Try it >>
Among the entries, how many lines hold the word "JSON"? Respond with that number only.

Source data >>
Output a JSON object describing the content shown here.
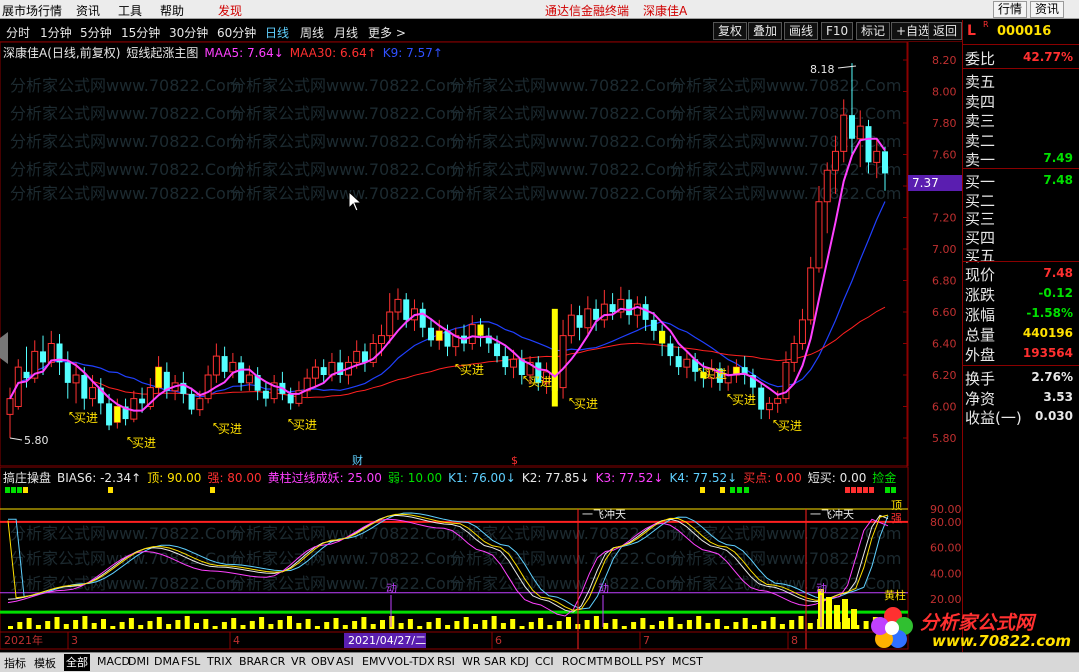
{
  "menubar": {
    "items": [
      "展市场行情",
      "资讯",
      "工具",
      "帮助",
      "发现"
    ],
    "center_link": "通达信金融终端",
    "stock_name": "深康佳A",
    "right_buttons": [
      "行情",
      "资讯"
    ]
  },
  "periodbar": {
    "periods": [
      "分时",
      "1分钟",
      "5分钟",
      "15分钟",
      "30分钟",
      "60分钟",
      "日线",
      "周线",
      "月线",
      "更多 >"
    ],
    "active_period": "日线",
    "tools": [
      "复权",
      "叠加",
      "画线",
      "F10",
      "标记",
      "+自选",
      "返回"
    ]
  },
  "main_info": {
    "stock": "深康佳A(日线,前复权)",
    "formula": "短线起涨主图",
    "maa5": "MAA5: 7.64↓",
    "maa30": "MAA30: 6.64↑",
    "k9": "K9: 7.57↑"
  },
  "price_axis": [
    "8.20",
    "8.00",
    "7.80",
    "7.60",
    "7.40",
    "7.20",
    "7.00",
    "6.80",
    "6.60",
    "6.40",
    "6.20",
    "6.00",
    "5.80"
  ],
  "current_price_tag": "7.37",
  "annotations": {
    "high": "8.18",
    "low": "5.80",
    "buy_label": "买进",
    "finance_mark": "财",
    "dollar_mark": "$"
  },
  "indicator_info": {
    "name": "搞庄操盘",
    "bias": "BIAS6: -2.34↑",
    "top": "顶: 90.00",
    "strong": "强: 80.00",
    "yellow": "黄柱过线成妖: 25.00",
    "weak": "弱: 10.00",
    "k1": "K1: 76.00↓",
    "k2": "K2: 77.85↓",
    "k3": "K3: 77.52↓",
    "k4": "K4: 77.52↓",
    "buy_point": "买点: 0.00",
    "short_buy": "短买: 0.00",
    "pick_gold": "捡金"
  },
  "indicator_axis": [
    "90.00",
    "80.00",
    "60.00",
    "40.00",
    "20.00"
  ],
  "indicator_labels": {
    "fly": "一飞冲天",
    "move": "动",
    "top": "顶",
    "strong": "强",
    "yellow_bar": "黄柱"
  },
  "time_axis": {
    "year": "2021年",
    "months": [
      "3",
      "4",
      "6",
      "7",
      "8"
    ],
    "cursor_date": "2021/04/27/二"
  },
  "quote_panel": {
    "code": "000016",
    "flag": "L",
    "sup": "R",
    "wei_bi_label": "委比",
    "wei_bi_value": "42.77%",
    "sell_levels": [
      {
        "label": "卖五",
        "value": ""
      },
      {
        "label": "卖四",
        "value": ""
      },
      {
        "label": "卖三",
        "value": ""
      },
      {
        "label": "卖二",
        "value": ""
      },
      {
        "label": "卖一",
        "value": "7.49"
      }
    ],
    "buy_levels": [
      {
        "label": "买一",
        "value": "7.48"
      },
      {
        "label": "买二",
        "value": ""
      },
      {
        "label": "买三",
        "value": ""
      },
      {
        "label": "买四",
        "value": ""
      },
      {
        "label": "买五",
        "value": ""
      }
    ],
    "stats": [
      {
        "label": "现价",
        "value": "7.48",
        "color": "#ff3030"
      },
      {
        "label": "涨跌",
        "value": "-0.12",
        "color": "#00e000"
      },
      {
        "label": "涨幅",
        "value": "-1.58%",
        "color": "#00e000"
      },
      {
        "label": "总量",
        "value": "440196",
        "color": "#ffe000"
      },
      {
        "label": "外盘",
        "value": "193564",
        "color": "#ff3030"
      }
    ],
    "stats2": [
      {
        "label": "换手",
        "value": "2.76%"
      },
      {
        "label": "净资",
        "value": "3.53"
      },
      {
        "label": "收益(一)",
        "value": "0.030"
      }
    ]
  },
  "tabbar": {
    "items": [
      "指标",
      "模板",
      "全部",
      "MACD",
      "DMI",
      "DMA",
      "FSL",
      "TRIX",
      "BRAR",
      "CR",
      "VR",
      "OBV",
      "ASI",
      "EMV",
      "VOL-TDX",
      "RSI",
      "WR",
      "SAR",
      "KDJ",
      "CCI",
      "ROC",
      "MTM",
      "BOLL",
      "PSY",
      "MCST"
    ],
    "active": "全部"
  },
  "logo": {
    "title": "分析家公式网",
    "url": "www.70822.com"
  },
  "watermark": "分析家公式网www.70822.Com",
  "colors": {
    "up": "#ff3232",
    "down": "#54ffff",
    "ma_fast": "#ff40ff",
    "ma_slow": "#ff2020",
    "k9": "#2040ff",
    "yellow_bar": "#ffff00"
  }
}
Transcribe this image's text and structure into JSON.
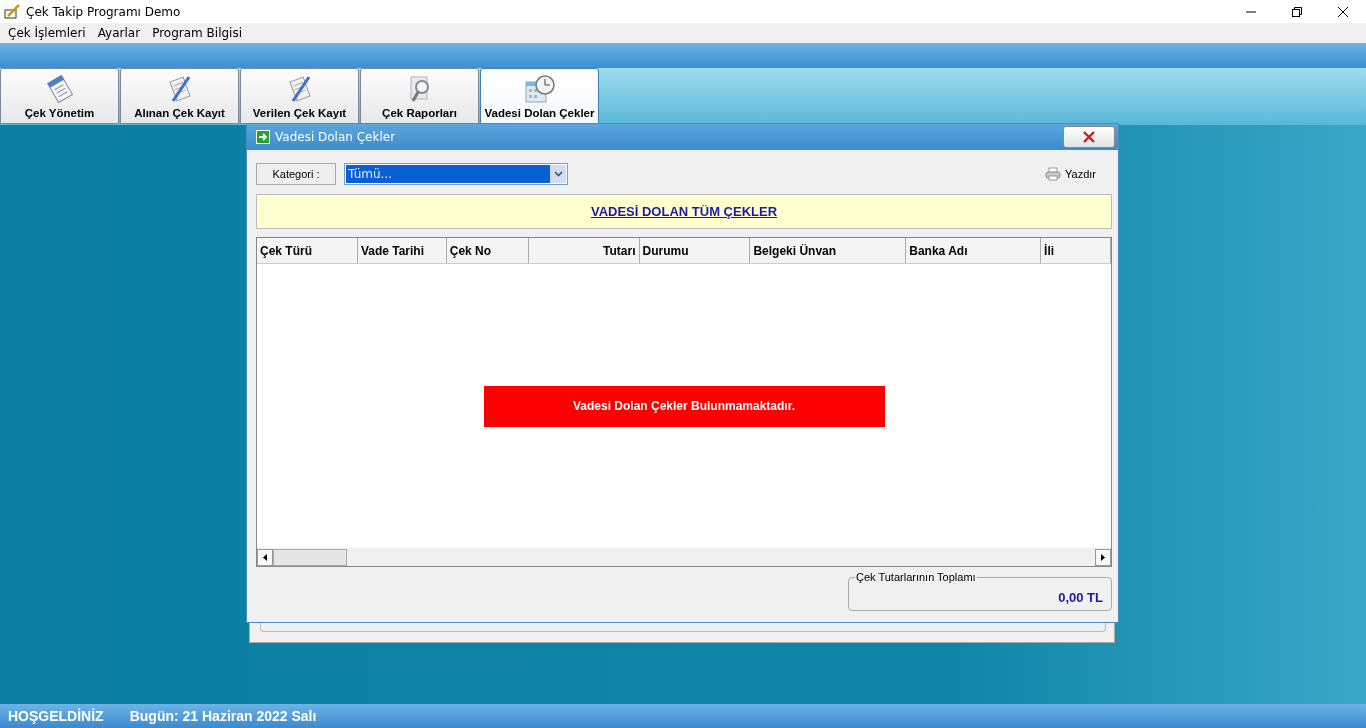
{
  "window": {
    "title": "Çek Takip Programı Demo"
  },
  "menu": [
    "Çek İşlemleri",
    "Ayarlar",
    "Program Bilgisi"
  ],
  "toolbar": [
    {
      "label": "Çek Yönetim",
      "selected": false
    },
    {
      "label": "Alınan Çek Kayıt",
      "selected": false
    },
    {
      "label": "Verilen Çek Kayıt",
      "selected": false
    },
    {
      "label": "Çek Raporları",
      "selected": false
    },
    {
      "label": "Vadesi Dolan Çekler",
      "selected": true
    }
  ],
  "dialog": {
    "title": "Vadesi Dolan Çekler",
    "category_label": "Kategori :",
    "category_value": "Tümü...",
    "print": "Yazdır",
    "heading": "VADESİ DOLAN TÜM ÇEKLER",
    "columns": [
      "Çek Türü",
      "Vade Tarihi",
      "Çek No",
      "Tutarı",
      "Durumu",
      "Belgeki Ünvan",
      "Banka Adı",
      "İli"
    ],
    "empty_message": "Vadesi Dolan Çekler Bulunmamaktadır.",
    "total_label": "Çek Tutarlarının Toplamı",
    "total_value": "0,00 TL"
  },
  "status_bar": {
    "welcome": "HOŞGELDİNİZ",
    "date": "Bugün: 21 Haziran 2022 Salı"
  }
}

Output for this task >>
2